Operetta in 2 acts and a prologue (duration 2 hours)

Libretto by WH Auden

A quick introduction

When was it written?

November 1939 – April 1941. The first performance was on 5 May 1941, at Columbia University, Brander Matthews Hall, New York.

What’s it about?

Britten’s first stage-work is based on the American giant, mythical folk-hero Paul Bunyan. Bunyan doesn’t appear physically on stage, but his miraculous exploits are told by a Narrator in a series of ballads. The main action takes place in a forest involving a variety of characters, including lumberjacks, cooks, cowboys, and postal-workers – plus a chorus of geese and cats. While Paul is ‘making America’, this motely crew gets on with the business of forging its own American dreams.

What does it sound like?

The musical styles in Paul Bunyan are hugely varied, including blues numbers, soulful ballads (such as ‘Tiny’s Song’, mock advertisements, and moving choruses.
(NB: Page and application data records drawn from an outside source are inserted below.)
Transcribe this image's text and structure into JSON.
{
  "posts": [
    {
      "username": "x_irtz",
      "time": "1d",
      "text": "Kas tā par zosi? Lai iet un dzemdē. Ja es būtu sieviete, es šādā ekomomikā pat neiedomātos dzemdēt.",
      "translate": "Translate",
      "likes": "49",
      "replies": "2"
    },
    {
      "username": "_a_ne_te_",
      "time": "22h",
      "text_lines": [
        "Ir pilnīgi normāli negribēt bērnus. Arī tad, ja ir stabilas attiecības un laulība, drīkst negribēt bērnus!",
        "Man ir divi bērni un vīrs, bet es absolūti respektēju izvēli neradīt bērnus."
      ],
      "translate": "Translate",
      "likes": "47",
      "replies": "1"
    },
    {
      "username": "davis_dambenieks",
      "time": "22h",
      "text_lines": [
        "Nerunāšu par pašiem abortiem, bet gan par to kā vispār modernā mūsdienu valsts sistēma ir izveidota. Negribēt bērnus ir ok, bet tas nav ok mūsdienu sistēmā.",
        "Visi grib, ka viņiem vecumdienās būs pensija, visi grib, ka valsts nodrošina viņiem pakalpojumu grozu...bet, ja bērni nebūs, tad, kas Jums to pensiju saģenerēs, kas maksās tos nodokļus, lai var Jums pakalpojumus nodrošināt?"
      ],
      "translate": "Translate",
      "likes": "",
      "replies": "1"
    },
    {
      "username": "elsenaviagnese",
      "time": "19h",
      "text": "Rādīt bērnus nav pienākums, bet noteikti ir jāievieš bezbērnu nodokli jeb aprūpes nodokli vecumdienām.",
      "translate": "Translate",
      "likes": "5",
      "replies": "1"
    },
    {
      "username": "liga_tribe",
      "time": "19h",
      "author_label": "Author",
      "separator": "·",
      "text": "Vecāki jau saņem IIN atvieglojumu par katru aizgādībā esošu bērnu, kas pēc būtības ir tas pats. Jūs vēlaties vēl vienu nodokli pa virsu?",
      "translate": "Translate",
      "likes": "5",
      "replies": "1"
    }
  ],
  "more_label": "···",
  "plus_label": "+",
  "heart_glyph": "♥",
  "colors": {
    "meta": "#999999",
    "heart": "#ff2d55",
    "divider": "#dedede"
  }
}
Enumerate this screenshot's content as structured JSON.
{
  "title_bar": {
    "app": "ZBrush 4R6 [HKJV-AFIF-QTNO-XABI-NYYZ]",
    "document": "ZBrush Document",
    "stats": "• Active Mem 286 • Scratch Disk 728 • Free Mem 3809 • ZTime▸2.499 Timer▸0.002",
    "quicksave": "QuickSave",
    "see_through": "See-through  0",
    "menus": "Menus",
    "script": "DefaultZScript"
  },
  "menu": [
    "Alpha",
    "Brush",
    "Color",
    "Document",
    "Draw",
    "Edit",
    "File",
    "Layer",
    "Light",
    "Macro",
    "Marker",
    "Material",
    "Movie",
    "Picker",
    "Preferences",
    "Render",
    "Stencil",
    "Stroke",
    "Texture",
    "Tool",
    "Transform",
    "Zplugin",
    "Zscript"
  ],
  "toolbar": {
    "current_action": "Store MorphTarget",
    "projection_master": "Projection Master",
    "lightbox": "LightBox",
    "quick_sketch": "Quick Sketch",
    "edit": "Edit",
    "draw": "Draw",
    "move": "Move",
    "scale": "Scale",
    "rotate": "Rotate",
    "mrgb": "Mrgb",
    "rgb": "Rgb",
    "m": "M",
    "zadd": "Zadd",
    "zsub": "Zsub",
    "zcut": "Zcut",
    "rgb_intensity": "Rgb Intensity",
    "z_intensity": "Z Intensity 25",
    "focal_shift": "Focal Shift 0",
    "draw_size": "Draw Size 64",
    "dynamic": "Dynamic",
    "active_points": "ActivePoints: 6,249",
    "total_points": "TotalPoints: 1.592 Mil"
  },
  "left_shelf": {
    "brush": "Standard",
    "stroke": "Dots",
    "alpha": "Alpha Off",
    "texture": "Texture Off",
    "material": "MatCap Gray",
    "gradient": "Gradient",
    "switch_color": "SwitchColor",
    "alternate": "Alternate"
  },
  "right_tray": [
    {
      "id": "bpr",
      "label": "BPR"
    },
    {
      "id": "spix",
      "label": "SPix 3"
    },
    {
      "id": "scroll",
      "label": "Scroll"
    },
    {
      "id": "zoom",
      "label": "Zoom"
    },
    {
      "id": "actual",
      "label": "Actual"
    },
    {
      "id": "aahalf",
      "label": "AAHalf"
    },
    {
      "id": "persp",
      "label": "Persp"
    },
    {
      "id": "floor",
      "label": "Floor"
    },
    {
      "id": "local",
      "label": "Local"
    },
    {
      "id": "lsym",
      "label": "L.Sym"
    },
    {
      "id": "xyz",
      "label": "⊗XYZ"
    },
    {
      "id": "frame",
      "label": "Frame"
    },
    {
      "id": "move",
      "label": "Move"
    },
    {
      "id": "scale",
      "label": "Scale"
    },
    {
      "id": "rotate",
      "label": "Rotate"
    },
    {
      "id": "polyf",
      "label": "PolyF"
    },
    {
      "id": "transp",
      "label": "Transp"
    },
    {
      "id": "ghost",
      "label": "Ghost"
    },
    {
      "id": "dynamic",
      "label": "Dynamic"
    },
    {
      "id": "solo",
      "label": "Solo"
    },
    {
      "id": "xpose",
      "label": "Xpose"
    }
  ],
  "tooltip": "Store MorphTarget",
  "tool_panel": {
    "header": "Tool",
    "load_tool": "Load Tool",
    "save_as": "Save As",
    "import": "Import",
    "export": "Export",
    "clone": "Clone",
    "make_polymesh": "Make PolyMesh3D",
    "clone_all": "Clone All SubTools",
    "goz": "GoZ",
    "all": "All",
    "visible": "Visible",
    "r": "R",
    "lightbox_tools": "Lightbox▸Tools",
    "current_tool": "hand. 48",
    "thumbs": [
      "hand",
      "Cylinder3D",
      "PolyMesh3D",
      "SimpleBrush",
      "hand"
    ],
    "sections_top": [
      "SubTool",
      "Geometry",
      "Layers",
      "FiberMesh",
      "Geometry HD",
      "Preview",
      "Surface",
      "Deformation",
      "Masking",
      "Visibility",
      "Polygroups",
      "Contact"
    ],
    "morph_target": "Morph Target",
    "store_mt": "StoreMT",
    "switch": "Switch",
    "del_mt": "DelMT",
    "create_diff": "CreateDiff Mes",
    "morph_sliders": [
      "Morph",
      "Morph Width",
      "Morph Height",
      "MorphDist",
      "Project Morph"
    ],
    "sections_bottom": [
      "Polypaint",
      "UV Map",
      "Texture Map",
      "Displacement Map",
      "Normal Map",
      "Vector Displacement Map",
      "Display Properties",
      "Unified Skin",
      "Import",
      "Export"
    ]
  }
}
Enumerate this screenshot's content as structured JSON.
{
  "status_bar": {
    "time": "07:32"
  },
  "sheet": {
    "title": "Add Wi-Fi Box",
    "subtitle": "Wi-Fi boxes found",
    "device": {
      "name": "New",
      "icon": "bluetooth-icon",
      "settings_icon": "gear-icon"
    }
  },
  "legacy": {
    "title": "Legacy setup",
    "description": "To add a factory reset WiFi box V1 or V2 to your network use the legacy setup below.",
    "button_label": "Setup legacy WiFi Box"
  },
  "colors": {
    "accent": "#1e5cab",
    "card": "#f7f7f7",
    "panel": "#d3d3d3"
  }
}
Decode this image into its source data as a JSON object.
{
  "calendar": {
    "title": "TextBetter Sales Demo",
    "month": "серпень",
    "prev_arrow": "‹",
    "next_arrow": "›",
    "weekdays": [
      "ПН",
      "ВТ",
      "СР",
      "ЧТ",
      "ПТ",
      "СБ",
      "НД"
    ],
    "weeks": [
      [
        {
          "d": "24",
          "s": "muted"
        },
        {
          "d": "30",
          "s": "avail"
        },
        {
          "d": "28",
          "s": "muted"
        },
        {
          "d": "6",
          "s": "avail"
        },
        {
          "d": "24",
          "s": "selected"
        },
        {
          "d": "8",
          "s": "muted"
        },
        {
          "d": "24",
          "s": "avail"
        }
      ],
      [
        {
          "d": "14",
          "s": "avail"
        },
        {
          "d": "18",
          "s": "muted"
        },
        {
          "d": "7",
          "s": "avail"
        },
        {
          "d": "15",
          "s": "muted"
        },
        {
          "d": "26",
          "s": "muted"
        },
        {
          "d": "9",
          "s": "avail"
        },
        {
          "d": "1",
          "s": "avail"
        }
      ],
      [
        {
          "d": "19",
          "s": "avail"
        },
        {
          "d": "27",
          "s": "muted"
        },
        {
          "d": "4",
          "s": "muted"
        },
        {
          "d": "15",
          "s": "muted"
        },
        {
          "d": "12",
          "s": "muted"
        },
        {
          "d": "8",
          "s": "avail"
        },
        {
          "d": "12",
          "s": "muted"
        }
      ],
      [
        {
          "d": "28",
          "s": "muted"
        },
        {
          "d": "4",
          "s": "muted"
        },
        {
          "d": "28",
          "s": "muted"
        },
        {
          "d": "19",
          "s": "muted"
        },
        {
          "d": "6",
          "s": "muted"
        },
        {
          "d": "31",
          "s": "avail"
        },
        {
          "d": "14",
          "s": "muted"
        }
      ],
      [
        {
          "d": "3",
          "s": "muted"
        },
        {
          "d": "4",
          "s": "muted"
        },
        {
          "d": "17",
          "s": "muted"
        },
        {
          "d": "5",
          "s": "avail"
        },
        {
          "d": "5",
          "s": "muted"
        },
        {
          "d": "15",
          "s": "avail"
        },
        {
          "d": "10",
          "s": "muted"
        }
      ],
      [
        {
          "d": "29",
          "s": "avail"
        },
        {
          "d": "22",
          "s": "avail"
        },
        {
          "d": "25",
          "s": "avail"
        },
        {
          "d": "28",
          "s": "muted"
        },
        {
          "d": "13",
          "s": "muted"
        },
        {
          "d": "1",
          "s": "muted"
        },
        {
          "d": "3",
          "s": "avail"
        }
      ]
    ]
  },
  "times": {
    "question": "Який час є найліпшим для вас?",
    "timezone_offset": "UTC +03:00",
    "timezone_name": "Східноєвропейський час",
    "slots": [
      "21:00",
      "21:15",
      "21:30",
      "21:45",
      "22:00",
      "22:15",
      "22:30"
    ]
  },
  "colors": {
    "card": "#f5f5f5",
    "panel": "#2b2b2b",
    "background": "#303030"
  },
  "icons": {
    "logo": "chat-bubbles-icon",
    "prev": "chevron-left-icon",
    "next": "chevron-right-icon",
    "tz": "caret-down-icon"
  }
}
Some of the music echoes his work for theatre, radio and film before the war. He did not really compose in this style again.

Watch & listen

Did you know?

1. Britten and WH Auden worked on the opera while sharing a house in Brooklyn, NY with burlesque dancer Gypsy Rose Lee.

2. Some of the Paul Bunyan ‘stories’ are not from oral history, but were created for commercials in the early twentieth century. Although Bunyan is a figure from American folklore, he was also appropriated by the Red River Lumber Company in their advertisements.

3. Very close to the premiere, Britten composed the beautiful ‘Tiny’s Song’ for the woman cast in that role in the first production was an excellent singer. She was Helen Marshall, a member of the Elizabethan Singers, a choir Pears had formed in New York.

4. The first production was not well-received by the press: ‘Mr Britten’s work in ‘Paul Bunyan’ is sort of witty at best. Otherwise it is undistinguished’ (Virgil Thomson). It was not performed again for over 30 years.

5. Britten revised the work when recovering after heart surgery in 1974. It was performed in complete revised form at Snape Maltings on 4 June 1976, the first time the full opera had been heard in the UK.

The plot

Time and Place: The United States of America, early times.

In the Prologue, Four Young Trees are heard rebelling against their elders’ complacency. Three Wild Geese enter and prophesy the birth of Paul Bunyan, who will clear the forest to make way for civilisation, at the next blue moon. In the First Ballad Interlude, the Narrator relates the story of the birth and early life of Paul Bunyan.

Act One. In a clearing in the forest, the lumberjacks appear. A Western Union boy enters with a telegram recommending Hel Helson as head-foreman. Bunyan hires him along with two cooks, and a book-keeper, Johnny Inkslinger. The Second Ballad Interlude then tells the story of Paul’s marriage to Carrie, the birth of daughter Tiny and Carrie’s death. After complaints about the standard of the food, Inkslinger employs Hot Biscuit Slim as cook. Bunyan returns to the camp accompanied by Tiny who attracts both Inkslinger and Slim. Tiny goes off to help in the kitchen, to Inkslinger’s regret.

Act Two. Helson is put in charge of the camp and is urged to challenge Paul’s leadership. Paul and Helson fight as Tiny and Slim declare their love. Helson loses and, presumed dead, is carried off to a mock-funeral march. Coming to his senses, he turns on his cronies. The Third Ballad Interlude tells of Helson’s reconciliation with Paul, the love of Tiny and Slim and the spread of Paul’s achievements. At a Christmas Eve party, Inkslinger announced that Slim has found a position at a Manhattan hotel and is to wed Tiny, while Helson is off to Washington. The telegram boy returns with a message summoning Inkslinger to Hollywood. Paul’s work is accomplished and he bids goodbye, telling his friends that America is what they choose to make it.

For information about performing forces and where to buy/hire a score please visit the publisher pages.